On March 6, 2003, the preliminary results of the presidential election were announced. Robert Kocharyan got 67.5 % of the vote, Stepan Demirchyan 32.5 %. Kocharyan is still president of Armenia -- no change of power occurred. Kocharyan is the president of officialdom -- the entire state machinery spared no effort and did all it could to bring to an end the story that evolved around the election. A large number of people participated in mass violations of the electoral code - village administration heads, district mayors, policemen, employees of the National Security Ministry, members of parliament, teachers and we journalists. The people became disillusioned once and for all -- they were powerless. Powerless and pitiful. The electorate was under an information blockade during the run-off election and in the following days. The TV stations under the government’s control simply could not break the rules set by Kocharyan’s headquarters. The daily circulation of all newspapers published in Armenia amounts to 30,000. 30,0000 thousand copies for a population of three million - again almost entirely pro-government.
In 1998 when Kocharyan made a bid to become President of Armenia, I wrote that after his election in Armenia, anti-Karabakh sentiments would arise. In fact there has never been such hatred toward Karabakhtsis as over the last three years. I have met Karbakhtsis in Yerevan who are ashamed to say that they are Karabakhtsis. I myself have always been proud of being a Karabakhtsi. Why did I write that anti-Karabakh sentiments would grow? Because indeed a small group of Karabakhtsis has found itself in a privileged position, both in the economy and in the various circles of the government. But such regionalism has existed under all leaders. We Armenians are a small nation buried under Asian garbage. I am more concerned about the calls by the representatives of some candidates during the last election campaign. They said -- Let’s cleanse Armenia of Karabakhtsis. What was this - a political decision, their version of the solution of the Karabakh problem? And as a matter of fact no candidate ever clearly stated what he would do about Karabakh. Even the most informed candidate - Kocharyan -- doesn’t know how to resolve the Karabakh problem.
All the parties were ready to rush into battle after they got the people’s vote. Robert Kocharyan promised to fight corruption. But how he is going to do that remains unknown. All that mattered was to get elected, and leave the rest for later, as circumstances demand. Our politicians simply do not understand that the law must be the sovereign power in the country, that everyone must be equal before the law. Gagik Tsarukyan will continue go hunting by helicopter and kill deer. Nobody can stop him. Especially the president. A national hero cannot become a traitor after a change of power, and a criminal cannot become a member of government after a change of circumstances. This means that we will continue to crawl around the crossroads of history without worth or and ideas.

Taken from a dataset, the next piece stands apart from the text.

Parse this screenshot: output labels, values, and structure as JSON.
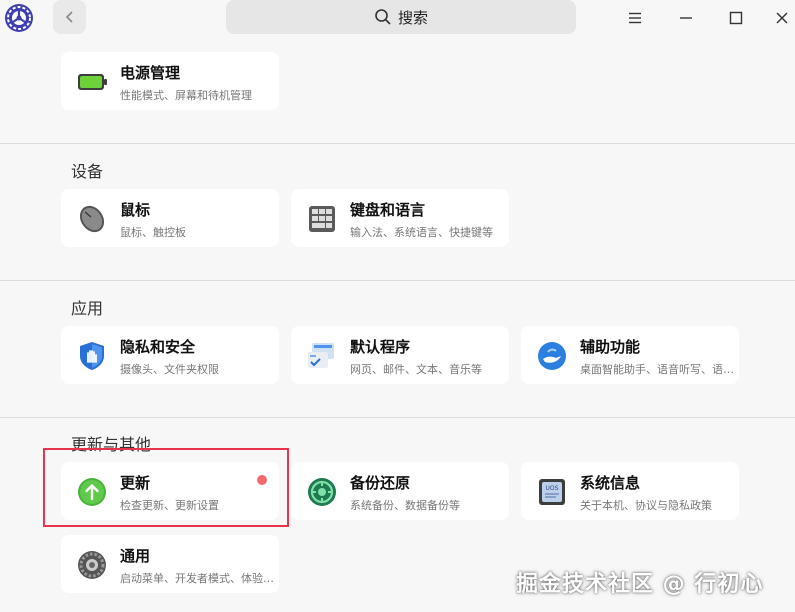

Why did Robert Kocharyan lose? There are several reasons worth mentioning as post election advice. Officials who are symbols of corruption for the people stood next to the president during various campaign events. Kocharyan cannot get rid of them because they stood him in good stead. No matter how many votes Kocharyan “received” in the Armavir Marz, the people who live there know that they didn’t cast their votes for Heroyan’s Kocharyan. The people who live in Ararat didn’t cast their votes for Hovik Abrahamyan’s or David Zadoyan’s Kocharyan. Having seen Andranik Manukyan preoccupied only by his hotel and other businesses, the people who live in Yerevan, rest assured, didn’t cast their vote for Manukyan’s Kocharyan. This list goes on until we get to the base of the pyramid.
In fact, nobody has ever told Kocharyan what ordinary people think about his policies or his circle. The people around him have continuously deceived the president. This is the law of the pyramid of power; it was the case during Levon Ter-Petrossyan’s tenure as well. There was no one in Kocharyan’s circle to tell him or, if necessary, to persuade him that he had to condole the family of Poghos Poghossyan, that Kuku should have been strongly punished, that he shouldn’t have closed the A1+ TV station and then played games about reopening it. I am convinced that the people around him said - It’s all correct, they deserve it, you should pressure them. With its clumsy broadcasts, Public Television forced the electors to turn off the programs about Kocharyan. Even people who voted for Kocharyan say so. And the funniest thing was the diametrically opposite statements by the two groups of observers. Here, it just looks like Russian democracy checkmated the West.